I’ve been thinking about this for a while, and it seemed the right time for it. One challenge can propel the other along, so to speak. The (rather uninteresting) background for this, is that I’ve had some pain in my joints for over a year now, and so far the doctors have been unable to tell me what it is (except that it’s NOT arthritis). After some googling, I’ve seen that many people experience relief from similar symptoms after cutting wheat and dairy, so I’ve decided to try it for at least a month to see if there’s any difference. (I tried just going dairy-free for a month, and while there wasn’t much difference to my joints, my skin was noticeably clearer and healthier.)

 

So far, so good.

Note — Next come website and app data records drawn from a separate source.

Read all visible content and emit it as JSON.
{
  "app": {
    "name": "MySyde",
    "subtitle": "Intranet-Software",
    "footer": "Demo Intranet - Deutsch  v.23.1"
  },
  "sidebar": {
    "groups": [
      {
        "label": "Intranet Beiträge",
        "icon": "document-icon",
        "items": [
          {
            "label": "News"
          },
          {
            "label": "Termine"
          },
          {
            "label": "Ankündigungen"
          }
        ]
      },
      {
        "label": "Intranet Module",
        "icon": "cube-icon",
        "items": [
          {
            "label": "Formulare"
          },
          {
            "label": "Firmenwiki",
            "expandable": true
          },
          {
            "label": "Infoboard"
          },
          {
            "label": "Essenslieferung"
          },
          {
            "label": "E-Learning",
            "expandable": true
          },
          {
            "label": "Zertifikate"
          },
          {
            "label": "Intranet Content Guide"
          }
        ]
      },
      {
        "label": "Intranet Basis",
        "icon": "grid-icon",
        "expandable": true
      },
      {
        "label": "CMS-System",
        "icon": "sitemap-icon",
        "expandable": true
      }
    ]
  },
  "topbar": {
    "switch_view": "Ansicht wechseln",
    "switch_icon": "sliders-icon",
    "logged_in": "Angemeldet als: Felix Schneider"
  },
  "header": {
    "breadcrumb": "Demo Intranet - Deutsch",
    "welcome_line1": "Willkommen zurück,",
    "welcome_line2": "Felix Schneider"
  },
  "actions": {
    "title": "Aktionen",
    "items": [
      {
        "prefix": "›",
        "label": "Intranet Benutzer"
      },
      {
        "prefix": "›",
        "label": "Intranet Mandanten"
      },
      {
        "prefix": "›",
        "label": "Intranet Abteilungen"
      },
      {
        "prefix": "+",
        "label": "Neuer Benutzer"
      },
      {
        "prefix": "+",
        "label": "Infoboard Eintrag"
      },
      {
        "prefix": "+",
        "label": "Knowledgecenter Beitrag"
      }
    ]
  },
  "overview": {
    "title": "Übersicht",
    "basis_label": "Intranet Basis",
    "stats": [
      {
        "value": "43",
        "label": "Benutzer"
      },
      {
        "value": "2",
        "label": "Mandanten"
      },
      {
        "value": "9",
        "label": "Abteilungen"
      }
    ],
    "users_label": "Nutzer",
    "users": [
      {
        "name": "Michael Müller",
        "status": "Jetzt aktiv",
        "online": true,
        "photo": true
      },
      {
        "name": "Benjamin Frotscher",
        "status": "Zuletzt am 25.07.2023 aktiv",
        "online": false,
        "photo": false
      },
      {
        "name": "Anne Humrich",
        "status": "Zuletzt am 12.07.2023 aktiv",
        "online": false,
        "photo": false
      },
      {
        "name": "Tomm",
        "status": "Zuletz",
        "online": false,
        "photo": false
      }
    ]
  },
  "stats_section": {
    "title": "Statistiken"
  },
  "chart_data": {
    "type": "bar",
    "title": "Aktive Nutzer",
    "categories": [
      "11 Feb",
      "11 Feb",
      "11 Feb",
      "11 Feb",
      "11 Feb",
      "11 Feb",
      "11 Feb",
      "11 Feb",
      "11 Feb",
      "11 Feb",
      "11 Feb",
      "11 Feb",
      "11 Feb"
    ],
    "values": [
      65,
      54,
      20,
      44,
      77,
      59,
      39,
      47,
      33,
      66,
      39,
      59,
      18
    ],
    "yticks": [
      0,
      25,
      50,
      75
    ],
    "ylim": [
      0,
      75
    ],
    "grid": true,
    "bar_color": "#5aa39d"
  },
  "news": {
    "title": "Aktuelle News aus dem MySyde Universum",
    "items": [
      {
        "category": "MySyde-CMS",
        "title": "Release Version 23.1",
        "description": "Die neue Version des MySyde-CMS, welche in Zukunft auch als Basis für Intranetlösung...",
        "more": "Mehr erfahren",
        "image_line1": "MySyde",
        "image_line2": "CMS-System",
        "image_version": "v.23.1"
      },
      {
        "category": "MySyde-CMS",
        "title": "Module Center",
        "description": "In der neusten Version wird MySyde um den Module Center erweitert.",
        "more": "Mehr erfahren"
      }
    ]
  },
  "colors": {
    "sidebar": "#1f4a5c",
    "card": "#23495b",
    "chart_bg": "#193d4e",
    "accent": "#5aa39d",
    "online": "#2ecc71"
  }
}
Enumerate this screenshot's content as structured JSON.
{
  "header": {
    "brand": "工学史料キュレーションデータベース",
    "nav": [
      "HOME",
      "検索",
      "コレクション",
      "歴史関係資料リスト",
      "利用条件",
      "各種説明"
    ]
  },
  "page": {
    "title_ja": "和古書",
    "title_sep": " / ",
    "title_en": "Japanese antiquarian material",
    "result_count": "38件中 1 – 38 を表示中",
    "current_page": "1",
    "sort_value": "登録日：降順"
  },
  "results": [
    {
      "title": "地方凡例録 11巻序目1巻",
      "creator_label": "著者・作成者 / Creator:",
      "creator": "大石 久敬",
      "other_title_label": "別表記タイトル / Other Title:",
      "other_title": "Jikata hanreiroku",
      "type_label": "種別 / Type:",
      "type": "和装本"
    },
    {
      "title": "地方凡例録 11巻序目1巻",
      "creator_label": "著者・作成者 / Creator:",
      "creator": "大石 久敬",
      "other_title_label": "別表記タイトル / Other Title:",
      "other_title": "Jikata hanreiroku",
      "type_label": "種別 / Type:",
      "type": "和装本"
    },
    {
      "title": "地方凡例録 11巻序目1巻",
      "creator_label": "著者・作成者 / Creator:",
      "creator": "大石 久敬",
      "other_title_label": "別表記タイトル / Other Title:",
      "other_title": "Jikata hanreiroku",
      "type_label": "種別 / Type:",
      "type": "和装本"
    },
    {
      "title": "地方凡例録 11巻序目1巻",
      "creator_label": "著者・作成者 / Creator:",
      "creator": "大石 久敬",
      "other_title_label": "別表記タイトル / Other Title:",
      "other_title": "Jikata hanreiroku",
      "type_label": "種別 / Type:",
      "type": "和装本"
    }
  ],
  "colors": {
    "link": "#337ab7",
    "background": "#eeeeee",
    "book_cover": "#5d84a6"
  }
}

I’ve been doing this for almost two weeks now, and so far, no big difference to my joints, but a huge one to my skin (and also some improvement in digestion).

I’d like to think that I don’t really see this as something scary and restricting, but rather as an exciting opportunity to try something new, and cook in ways I wouldn’t have tried otherwise. But the big challenge here is of course, TREATS. (Hey, if you’re going to write a novel in 30 days, you’re going to need a LOT of treats. You know, stuff you can nibble while typing, that will fuel you through sleepless nights when your characters won’t let you go to bed (ok, maybe not, after all, I have another MS to work on, and a normal day job every other day)). So because the job that really pays the bills (for now, anyway), is only every second day, so I’ll have time for writing in between, this means I’m not exactly rich. I’m on a rather tight budget, so there’s no money for lots of expensive gluten-free baked goods (3 times the normal price for a packet of Jaffa Cakes that taste less than the normal ones? Are you kidding me?). This means I had a big baking day, where I tried to make my own treats and breakfast foods (but mainly treats, to be honest), without dairy or wheat.

No real butter? No cream, milk, cheese, yoghurt, or white flour? How can you bake anything yummy with these restrictions challenges?

Very soon, there will be a big, bold Baking Bonanza Blog post, in which you will find out whether I succeeded in making anything edible.

 

 

PS. Bedtime reading!

I’ve finished The Book of Negroes (which, I’ve discovered, is called Someone Knows My Name in the US, because the word Negro just wouldn’t fly there, even though the title is lifted from a historical document which is vital to the story). The last time I mentions it, I said it was a bit of an anitclimax after The Book of Night Women (written by the extremely talented Marlon James), and I know why -the latter is written in such a rich, evocative, almost hypnotic language, that it makes other books seem almost simplistically written in comparison. However, that is not the case with The Book of Negroes, which is actually written in a straighforward, et sometimes lyrical style. It just took some ‘acclimatizing’ to normal English again after the ‘vernacular’ of The Book of Night Women. (I think the language and writing style might merit its own blog post at some point, because it made me think a lot about writing voive.) And I highly recommend both books – the suck you into their worlds and make you care about their (very different) protagonists.

Now, I’m going to start The Long Song by Andrea Levy, and hope it lives up to these two! Also, I’d love reading recommendations! (Not just about slavery! Although it might seem like I read about nothing else at the moment. I’m open to anything, although I have a fondness for well told historicals, magical realism, and realistic/urban/historical fantasy.)